“You can absolutely look online,” says Jodi R. R. Smith, founder of Mannersmith, an etiquette consulting firm in Boston, “but don’t assume that you now have the same expertise as someone who has gone to veterinary school and deals with animals every day. Twenty minutes online is not the same as a veterinary degree.”
As both client and veterinarian, Dr. Merle sees each side of this communication dilemma. Yet, as a client, she hopes a preexisting trust allows both parties to have a conversation where differing points of view are examined and discussed in partnership, not competition.
Don’t be too tentative about reaching out to members of the veterinary practice team if you need additional information or a little extra support. Also, it is important to be honest. If the option your veterinarian recommends seems too extreme or too expensive, or if you have other concerns, don’t be afraid to say so.
To provide the best care, veterinarians rely on pet owners to keep them informed about what’s going on at home.
“My first job,” says Dr. Bureau, “is to protect your animal’s health. My second job is to protect your bond. My third job is to protect your bank account— wherever I can—and to help you spend your money wisely.
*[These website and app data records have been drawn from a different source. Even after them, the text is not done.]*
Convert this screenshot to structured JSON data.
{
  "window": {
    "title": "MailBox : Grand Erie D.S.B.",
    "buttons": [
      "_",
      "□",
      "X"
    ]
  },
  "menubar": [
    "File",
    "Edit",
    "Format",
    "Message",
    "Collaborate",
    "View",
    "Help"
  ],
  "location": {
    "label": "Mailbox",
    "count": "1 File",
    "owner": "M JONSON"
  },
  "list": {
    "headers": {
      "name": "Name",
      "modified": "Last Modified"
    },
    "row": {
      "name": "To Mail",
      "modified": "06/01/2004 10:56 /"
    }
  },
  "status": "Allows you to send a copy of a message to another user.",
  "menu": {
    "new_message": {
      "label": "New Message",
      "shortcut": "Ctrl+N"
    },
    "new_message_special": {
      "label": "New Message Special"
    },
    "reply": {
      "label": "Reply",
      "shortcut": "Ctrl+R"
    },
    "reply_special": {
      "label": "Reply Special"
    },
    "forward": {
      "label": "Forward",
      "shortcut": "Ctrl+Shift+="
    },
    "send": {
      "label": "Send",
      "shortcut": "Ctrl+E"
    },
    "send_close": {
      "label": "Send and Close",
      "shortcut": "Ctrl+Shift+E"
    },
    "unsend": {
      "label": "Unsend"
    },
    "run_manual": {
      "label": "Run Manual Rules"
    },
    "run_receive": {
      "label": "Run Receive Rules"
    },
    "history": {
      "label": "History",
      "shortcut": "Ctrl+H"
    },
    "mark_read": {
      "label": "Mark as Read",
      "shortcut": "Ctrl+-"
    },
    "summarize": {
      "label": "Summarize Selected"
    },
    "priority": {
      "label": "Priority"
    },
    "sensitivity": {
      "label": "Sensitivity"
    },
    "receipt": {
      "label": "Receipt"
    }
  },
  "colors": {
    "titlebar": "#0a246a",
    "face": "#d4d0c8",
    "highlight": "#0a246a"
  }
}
“Once I’ve advised people of their choices,” she adds, “part of protecting the bond is not judging them . . . as long as they remain advocates and make choices that are in the best interest of their animal friend.”
You know your pet best. When you reach out to your veterinary team with a collaborative spirit, they’re equipped to educate you as needed, offer options, and support your pet care decisions.
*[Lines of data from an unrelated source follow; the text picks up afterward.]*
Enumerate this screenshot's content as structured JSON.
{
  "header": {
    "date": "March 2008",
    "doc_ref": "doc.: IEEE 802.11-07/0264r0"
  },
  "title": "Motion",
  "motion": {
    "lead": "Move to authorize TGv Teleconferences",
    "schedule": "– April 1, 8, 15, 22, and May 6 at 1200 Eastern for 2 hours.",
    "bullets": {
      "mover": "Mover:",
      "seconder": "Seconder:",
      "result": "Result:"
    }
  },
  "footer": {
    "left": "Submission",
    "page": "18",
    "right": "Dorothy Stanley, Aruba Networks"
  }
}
Exam Room Etiquette
Manners expert Jodi R. R. Smith offers this advice for engaging in polite and respectful conversations with your pet’s veterinary team:
Tone of voice and collaboration are everything. Even when you are worried or frustrated, try to keep your voice neutral, then offer your input followed by questions like, “What do you think?” to keep the conversation constructive.
Bring notes, and take notes. Many times, you’re exchanging a lot of information in a short amount of time, and it’s easy to forget something you wanted to discuss or something the veterinarian mentioned.
Accept responsibility for your own understanding. Rather than saying, “You’re not making sense,” say, “I didn’t understand that last part,” or “I need your help to understand. . . .”
Deliver reminders quickly, and then move on. Veterinary teams manage thousands of cases per year. If the doctor or a staff member forgets a point or two about your preferences, be matter of fact with your reminder. There’s no need to explain everything again from the beginning.
Leave specific messages. Be clear about why you’re calling and what you need, rather than just saying, “Call me.”
Emotions are OK. As healthcare providers, veterinary teams help people through tough times often enough that they understand if you are upset. In nonemergency situations, it’s fine to ask for time to collect yourself.